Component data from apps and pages
:::::

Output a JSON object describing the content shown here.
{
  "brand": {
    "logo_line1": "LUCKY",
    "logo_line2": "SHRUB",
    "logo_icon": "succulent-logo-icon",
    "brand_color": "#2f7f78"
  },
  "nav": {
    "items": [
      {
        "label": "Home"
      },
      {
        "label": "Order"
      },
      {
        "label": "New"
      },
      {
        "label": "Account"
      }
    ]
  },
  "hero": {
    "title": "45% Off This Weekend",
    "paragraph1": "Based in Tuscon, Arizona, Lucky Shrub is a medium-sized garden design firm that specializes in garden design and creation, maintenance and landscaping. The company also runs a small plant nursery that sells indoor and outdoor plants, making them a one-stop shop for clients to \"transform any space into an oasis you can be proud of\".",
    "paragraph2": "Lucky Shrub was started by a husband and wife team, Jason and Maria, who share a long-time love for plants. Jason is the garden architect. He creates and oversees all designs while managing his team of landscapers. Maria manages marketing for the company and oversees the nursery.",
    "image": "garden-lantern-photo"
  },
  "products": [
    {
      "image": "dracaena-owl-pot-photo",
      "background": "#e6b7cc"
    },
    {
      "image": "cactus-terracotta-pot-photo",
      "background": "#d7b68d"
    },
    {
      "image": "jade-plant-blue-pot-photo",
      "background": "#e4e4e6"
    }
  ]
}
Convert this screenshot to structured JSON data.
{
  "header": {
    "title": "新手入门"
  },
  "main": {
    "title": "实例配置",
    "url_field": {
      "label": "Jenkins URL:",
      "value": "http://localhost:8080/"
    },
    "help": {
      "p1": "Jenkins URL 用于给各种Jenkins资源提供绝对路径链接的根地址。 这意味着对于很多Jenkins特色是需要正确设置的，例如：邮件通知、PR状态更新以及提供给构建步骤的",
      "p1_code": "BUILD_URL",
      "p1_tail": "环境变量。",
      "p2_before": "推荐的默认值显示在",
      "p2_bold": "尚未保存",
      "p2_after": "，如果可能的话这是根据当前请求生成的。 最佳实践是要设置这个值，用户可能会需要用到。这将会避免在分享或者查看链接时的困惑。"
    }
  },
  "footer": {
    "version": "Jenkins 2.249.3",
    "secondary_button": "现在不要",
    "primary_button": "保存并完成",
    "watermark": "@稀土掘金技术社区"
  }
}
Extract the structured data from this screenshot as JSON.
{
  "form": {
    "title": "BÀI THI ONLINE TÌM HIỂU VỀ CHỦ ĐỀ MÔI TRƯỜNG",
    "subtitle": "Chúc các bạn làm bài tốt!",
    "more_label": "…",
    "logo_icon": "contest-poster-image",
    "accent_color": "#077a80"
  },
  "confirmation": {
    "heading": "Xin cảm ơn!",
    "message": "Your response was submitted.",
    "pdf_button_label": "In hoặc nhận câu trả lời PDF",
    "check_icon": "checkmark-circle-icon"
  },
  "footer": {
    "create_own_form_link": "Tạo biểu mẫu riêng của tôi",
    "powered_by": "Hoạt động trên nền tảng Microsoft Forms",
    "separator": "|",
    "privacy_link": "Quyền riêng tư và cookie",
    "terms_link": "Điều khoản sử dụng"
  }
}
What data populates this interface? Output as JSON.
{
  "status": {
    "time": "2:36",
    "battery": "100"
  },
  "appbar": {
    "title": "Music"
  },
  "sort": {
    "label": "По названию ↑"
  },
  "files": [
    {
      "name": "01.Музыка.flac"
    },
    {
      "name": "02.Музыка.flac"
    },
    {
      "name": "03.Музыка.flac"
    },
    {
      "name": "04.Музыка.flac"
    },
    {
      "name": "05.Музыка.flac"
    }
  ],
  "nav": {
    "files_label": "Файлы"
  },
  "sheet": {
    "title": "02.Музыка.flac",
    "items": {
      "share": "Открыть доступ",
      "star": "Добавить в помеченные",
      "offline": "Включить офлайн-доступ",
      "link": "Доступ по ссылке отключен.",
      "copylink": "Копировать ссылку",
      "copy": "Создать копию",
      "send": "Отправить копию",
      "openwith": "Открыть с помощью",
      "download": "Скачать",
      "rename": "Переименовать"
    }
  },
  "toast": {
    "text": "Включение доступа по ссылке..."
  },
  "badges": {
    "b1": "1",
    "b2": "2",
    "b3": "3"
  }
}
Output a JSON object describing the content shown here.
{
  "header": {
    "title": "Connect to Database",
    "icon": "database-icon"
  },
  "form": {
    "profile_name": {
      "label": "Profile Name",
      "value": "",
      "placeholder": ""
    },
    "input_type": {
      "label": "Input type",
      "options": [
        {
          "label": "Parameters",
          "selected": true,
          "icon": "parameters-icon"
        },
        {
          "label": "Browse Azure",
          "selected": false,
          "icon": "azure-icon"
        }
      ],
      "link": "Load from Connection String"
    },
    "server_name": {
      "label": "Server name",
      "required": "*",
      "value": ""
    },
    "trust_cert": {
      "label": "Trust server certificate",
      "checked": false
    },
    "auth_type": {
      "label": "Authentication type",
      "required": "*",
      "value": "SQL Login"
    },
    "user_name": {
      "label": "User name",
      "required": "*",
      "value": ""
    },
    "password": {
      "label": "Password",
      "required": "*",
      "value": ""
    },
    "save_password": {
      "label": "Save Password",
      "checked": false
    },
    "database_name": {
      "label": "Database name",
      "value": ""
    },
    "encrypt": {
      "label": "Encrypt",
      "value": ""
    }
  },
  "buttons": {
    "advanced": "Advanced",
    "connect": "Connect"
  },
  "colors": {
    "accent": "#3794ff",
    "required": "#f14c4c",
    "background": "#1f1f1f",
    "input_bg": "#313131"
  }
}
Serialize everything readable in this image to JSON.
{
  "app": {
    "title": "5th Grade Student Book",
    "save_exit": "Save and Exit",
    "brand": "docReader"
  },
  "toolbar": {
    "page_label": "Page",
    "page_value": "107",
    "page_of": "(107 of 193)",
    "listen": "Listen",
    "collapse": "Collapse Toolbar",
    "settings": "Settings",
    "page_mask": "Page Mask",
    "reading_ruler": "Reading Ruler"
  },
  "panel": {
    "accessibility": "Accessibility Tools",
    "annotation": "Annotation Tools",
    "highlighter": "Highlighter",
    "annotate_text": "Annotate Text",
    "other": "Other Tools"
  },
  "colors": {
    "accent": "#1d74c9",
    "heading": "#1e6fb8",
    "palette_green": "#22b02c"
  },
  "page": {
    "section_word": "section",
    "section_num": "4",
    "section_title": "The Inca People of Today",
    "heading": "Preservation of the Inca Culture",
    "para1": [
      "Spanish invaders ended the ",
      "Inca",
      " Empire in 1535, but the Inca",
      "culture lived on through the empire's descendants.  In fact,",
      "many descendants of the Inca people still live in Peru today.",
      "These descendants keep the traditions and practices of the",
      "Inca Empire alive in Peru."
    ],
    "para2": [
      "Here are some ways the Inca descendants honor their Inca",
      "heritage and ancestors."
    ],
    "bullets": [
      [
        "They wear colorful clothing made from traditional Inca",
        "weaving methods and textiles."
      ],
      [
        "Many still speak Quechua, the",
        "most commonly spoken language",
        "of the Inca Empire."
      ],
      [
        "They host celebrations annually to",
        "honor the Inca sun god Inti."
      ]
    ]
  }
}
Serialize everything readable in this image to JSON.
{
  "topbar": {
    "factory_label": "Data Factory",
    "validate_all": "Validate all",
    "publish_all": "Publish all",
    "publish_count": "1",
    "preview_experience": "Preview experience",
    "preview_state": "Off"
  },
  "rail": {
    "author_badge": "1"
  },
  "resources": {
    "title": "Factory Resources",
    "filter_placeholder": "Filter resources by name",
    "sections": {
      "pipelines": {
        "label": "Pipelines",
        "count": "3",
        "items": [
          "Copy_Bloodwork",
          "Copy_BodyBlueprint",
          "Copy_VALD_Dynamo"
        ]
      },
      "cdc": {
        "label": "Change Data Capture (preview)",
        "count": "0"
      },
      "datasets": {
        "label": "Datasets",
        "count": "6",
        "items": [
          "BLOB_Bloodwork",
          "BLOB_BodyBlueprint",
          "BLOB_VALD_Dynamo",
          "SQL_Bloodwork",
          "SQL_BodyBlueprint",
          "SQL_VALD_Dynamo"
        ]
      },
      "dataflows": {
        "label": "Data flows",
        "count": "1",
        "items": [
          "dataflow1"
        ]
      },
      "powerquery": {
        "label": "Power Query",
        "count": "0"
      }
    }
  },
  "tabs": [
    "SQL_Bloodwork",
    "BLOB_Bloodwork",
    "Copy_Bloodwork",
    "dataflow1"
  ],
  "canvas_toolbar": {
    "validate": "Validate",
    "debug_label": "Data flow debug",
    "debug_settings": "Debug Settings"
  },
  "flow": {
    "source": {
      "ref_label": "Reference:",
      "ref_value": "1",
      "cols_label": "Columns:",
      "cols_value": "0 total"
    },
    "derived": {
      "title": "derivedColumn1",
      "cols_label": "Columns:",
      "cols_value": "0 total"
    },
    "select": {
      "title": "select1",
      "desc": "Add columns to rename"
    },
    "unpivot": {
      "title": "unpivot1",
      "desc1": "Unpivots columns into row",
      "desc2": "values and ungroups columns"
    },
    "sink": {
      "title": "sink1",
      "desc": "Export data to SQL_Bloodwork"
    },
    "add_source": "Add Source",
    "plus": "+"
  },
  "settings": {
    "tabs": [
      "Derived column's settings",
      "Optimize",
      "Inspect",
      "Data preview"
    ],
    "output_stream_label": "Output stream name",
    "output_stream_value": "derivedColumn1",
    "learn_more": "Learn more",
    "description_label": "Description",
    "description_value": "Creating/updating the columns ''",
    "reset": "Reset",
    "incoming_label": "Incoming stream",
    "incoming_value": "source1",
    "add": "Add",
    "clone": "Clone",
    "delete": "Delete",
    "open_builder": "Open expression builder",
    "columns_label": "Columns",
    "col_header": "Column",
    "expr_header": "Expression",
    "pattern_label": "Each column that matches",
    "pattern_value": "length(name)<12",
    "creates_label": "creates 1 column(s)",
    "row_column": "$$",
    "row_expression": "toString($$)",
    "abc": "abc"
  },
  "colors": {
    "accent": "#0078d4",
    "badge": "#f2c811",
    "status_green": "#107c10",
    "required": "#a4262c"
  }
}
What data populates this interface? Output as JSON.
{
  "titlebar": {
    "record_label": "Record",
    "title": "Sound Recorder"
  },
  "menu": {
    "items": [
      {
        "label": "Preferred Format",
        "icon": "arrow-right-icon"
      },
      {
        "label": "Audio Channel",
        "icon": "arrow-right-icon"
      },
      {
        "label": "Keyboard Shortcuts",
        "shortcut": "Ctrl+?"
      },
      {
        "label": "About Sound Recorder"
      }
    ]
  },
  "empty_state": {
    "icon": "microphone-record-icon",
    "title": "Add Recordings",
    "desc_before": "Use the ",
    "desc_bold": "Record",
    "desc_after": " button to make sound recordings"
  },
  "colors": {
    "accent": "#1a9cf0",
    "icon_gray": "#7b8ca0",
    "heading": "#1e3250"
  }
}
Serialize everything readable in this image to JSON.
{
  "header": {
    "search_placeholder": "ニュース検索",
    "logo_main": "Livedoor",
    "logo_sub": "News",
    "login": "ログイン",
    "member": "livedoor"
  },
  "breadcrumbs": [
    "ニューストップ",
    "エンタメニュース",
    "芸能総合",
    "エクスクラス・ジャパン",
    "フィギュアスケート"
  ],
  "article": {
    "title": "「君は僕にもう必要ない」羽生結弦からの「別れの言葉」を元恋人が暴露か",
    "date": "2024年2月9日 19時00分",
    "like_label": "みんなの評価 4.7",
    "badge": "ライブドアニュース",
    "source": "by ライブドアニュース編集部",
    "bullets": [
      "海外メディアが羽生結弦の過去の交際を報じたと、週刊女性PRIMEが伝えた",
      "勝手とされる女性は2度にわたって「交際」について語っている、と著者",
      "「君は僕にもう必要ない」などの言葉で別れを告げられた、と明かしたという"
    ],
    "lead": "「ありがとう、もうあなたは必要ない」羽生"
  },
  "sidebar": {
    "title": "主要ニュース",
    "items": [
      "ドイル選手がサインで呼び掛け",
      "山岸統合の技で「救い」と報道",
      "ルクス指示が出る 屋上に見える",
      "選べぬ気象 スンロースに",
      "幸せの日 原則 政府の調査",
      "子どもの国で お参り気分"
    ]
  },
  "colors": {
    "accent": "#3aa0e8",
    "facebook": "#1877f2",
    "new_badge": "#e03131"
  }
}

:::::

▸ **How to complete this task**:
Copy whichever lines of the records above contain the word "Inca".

▸ **Answer for this exercise**:
    "section_title": "The Inca People of Today",
    "heading": "Preservation of the Inca Culture",
      "Inca",
      " Empire in 1535, but the Inca",
      "many descendants of the Inca people still live in Peru today.",
      "Inca Empire alive in Peru."
      "Here are some ways the Inca descendants honor their Inca",
        "They wear colorful clothing made from traditional Inca",
        "of the Inca Empire."
        "honor the Inca sun god Inti."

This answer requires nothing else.